> **Data about app and page elements**:

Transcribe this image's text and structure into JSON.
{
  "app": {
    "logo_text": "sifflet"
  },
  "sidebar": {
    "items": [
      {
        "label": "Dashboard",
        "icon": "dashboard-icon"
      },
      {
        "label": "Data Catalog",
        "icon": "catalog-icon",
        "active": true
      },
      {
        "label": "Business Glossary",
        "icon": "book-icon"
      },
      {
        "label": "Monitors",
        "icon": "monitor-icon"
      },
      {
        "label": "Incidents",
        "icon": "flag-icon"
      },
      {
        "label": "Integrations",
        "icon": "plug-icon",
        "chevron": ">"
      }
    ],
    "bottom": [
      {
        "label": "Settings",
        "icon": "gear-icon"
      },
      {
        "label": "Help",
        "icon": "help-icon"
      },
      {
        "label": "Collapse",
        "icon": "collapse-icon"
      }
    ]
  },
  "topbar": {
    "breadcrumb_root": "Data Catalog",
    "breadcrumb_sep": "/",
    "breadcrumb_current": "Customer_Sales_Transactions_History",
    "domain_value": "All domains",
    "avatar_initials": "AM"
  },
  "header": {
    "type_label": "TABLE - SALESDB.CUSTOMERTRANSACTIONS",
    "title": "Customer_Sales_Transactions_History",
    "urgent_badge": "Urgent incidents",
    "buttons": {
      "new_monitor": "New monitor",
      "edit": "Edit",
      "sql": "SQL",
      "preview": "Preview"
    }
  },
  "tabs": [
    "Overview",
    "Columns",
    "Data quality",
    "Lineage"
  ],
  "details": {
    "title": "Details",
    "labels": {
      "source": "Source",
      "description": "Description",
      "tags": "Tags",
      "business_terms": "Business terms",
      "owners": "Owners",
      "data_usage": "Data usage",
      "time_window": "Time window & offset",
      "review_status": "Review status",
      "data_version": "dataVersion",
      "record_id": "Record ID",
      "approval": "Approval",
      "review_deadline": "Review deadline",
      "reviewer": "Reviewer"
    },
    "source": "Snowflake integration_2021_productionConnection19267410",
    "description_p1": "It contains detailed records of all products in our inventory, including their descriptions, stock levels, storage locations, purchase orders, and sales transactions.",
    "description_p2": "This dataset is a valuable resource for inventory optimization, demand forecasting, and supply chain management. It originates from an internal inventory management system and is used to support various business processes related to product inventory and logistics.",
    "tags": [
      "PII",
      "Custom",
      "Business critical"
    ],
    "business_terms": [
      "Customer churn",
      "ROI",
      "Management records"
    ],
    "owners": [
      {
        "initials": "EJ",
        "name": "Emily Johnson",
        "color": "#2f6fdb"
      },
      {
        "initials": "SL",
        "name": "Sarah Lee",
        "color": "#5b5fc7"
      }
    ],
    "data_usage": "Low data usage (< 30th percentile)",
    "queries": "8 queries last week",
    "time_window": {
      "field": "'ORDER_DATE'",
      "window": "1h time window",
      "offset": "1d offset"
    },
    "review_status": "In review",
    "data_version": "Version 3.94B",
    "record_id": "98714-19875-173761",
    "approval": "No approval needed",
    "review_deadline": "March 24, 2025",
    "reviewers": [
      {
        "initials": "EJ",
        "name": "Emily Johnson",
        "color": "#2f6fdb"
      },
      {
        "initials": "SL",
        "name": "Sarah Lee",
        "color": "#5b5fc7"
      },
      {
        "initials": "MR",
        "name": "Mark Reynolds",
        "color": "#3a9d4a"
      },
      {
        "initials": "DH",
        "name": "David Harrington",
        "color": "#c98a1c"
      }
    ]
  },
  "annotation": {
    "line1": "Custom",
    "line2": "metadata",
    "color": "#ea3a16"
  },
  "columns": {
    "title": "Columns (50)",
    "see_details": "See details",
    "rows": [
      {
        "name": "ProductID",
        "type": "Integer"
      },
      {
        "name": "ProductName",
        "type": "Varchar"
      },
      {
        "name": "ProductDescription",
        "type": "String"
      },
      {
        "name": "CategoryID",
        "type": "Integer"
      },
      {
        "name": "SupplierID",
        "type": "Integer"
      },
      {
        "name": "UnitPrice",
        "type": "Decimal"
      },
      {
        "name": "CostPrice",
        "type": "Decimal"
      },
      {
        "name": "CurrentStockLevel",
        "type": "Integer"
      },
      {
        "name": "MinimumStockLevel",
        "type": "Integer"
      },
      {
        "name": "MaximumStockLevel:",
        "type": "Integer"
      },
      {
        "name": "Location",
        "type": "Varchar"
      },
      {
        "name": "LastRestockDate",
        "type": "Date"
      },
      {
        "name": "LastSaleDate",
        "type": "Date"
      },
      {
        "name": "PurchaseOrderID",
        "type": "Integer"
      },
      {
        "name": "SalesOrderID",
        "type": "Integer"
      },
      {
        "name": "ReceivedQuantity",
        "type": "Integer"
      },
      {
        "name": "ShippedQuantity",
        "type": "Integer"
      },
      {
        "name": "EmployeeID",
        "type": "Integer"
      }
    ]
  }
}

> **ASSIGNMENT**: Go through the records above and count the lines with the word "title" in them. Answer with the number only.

> **EXERCISE ANSWER**: 3